- [Voiceover] We just
derived what the current is and the voltage. These are both the natural
response of the RC. Now what I did is I went
ahead and I plotted out this using a computer, just using Excel, to plot out what these
two expressions look like, and let me show you that. So let's do a real quick example here with real values just to
see how this equation works. We'll say that this is 1,000 ohms. That's our resistor. And we'll say C is one microfarad. And what we wanna work out is R times C equals 10 to the third times 10 to the minus six and that equals 10 to
the minus three seconds or one millisecond. That's the product of R and C. I forgot V-naught. Let's say we put two
volts on this capacitor to start with, like that. And now we can say V of
t equals V-naught two volts times e to the minus t
over one millisecond. And that's our natural response
for this particular circuit. Now let me show you what that looks like. This is V of t on this side. Equals two e to the minus
t over one millisecond. And you can see it starts at two volts and then sags down as we predicted, and that's an exponential curve. And then over here on this side, i, as we said before, starts out at zero in the capacitor, the current
in the capacitor is zero, and as soon as we throw open that switch, the charge charges over
through the resistor and this is the equation here, i of t equals two volts over 1,000 e to the minus t over RC or t over one millisecond. So this is what we call

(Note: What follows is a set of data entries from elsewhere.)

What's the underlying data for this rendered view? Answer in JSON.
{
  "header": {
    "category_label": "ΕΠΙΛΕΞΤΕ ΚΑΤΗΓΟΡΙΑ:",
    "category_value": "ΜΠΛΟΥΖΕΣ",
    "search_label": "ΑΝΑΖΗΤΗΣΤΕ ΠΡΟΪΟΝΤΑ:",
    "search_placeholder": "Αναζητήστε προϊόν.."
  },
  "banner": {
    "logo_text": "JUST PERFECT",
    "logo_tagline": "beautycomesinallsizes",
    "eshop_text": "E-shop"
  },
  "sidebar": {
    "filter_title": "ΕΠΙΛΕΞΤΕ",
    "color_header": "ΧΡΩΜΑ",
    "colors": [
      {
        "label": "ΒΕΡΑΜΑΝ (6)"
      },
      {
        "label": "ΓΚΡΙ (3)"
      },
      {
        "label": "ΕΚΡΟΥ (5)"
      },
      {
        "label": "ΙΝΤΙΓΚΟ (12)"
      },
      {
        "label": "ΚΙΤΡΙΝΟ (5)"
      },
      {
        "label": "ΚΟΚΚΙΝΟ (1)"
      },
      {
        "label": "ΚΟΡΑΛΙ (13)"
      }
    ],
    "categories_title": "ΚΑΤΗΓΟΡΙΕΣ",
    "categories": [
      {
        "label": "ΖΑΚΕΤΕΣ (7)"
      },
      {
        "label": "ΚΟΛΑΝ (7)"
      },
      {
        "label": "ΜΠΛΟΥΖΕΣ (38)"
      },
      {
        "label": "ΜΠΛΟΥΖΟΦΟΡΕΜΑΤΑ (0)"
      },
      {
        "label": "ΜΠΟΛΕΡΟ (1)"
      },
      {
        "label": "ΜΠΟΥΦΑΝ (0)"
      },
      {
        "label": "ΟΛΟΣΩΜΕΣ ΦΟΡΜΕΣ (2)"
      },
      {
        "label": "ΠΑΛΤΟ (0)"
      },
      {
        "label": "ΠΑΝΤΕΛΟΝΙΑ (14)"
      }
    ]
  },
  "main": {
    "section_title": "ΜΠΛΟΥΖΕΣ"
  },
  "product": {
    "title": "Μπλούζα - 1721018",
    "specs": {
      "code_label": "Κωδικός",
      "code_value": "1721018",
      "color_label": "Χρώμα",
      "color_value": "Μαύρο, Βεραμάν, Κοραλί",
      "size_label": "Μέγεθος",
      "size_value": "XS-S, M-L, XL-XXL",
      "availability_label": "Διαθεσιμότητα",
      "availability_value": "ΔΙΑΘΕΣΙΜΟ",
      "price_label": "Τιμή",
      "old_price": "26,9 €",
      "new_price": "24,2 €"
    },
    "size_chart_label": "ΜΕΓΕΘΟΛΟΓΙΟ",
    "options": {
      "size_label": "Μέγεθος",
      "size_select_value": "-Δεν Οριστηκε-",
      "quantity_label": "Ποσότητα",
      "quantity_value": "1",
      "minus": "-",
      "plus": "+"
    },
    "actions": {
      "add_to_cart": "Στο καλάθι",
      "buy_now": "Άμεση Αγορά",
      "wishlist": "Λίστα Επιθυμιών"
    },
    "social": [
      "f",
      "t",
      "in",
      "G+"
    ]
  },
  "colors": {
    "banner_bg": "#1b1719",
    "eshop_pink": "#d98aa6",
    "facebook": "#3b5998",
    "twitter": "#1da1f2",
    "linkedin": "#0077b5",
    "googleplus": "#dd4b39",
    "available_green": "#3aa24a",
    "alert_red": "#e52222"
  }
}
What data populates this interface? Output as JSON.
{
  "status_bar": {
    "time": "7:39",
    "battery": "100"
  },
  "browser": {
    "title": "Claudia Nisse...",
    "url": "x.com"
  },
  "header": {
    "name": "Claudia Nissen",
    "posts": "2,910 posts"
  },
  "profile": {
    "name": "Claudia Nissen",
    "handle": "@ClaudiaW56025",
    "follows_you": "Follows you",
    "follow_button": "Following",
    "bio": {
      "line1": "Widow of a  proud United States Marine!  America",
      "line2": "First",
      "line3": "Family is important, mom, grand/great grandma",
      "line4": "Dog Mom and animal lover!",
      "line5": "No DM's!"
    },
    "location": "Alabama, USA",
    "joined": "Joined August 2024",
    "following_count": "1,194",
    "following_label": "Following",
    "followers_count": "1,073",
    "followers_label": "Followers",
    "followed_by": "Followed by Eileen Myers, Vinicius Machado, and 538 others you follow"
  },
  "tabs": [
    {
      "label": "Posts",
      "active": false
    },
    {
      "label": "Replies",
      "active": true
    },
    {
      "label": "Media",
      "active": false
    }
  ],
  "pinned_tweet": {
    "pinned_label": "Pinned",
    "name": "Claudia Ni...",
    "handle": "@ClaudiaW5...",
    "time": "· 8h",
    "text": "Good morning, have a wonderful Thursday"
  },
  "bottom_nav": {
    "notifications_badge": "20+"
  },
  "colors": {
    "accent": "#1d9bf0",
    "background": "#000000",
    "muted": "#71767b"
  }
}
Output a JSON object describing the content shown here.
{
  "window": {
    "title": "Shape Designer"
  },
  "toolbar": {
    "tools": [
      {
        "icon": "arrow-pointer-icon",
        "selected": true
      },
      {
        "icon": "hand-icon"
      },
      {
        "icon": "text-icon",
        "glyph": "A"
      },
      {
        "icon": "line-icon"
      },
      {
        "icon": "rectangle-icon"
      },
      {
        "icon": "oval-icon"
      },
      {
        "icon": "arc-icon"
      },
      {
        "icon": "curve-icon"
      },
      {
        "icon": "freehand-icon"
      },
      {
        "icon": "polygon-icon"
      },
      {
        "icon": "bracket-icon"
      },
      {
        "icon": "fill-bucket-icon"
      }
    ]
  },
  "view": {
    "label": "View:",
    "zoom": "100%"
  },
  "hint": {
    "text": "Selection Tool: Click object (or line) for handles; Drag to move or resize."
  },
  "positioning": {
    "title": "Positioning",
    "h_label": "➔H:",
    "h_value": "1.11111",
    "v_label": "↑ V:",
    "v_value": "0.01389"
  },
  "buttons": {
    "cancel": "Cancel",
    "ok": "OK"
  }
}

the natural response of an RC circuit, and you'll run into this in almost every circuit you ever build.